“After I started my own business, I kind of lost that sense of actually helping people,” Bill Blakesley said. “When Nichelle found this opportunity and decided she was gonna do it, I decided I would tag along with her and get that personal interaction again.”
Nichelle Blakesley said after the two made their first response call with Elevate she felt like she was doing something that helped make a difference.
“I was really excited to hear that they were going into Grundy County,” Nichelle Blakesley said. “I’ve lived in the Reinbeck area pretty much all my life, and I always feel like there’s a stigma with mental health, not just here but everywhere. I do think (the stigma) is more popular in the rural counties. So to have the sheriff on board with using Elevate and bringing awareness that it’s not just a big city issue, you know, it’s everywhere. Chances are you know, somebody with a mental illness that could easily need our services. I think that’s why I’m most excited. That they’re reaching out into the rural communities as well.”

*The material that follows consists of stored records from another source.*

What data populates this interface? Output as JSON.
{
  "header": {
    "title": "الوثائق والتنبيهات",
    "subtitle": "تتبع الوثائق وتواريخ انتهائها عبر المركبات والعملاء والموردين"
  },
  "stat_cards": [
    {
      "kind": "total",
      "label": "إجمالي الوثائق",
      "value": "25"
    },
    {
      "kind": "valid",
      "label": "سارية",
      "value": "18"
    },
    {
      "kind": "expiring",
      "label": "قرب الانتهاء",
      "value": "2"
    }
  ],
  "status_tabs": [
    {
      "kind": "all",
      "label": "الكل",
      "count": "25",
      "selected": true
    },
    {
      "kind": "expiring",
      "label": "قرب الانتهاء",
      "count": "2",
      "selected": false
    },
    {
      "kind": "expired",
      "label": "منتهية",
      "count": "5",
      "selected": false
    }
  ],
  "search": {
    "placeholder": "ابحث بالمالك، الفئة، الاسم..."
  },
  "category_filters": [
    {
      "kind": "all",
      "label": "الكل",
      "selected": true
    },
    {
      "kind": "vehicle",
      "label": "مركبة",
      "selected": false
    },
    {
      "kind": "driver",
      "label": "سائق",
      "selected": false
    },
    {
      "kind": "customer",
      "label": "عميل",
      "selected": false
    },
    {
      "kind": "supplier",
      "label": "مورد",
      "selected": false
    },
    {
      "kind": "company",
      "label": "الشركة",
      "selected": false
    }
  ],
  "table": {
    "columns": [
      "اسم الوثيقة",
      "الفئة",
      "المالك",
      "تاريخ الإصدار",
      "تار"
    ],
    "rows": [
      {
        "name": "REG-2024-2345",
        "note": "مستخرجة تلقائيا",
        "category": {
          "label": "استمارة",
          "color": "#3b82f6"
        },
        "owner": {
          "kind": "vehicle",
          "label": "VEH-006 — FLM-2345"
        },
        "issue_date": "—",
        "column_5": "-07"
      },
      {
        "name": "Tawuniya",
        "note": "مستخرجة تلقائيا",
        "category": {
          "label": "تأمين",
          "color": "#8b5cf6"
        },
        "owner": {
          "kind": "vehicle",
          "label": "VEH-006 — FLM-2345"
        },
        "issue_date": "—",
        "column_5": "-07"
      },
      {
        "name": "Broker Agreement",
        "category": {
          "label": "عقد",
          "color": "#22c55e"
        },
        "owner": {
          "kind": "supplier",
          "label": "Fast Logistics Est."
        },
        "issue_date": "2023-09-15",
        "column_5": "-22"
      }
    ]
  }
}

According to Stevenson, when Elevate’s mobile crisis responders arrive they first look to establish common ground with the person in crisis and try to make it so a conversation can begin happening.
Depending on the situation, Elevate mobile response interactions may end with deescalation onsite or may assist a person with checking in at a hospital.
“They work to let the individual know that they’re there for them and their family, because if an individual’s in crisis, the entire family is in crisis,” Stevenson said. “And so it really works well, because our staff is in plain clothes and if an officer was there, it’s just a little different dynamic. So we’re able to approach it differently. We’re able to stay longer and take our time to really find out what’s going on.”
The Blakesleys finished their training with Elevate in early February and have begun taking calls in the Grundy County area over the past week as a part-time commitment on top of their day jobs and as parents to their three sons.
The Blakesleys agreed the ability to work together as a team has been a benefit thus far.
“I really enjoyed working together,” Nichelle Blakesley said. “I think there was a good perspective with having a male and female responder. You never know if a client’s going to prefer talking to a female over a male, so it was really helpful in that aspect. I’m a lot more comfortable with him than going on call with somebody I’ve never met.”
Elevate hopes to recruit additional mobile responders in the coming weeks and months that may be located further out into the rural counties surrounding Waterloo in order to help cut down on response times.
Currently Elevate is active in Tama County, though they are still working on establishing local responders there, and plan to expand further to Allamakee, Cerro Gordo, Chickasaw, Clayton, Fayette, Floyd, Hancock, Howard, Mitchell and Winneshiek counties by April 1.
The Blakesleys however feel proud they’re able to be of service to those in their own community and within their own county.
“It gives me a big sense of pride being able to go out and and help people in our communities,” Bill Blakesley said. “I’ve dealt with mental health on my side of the family a lot. And I wish there was something like this back 10 years ago or so. It really does give me a big sense of pride, just be able to help.”
Elevate’s counselors and Mobile Crisis Team can be accessed through the state’s Your Life Iowa line at (855) 581-8111 or by text at (855) 895-8398.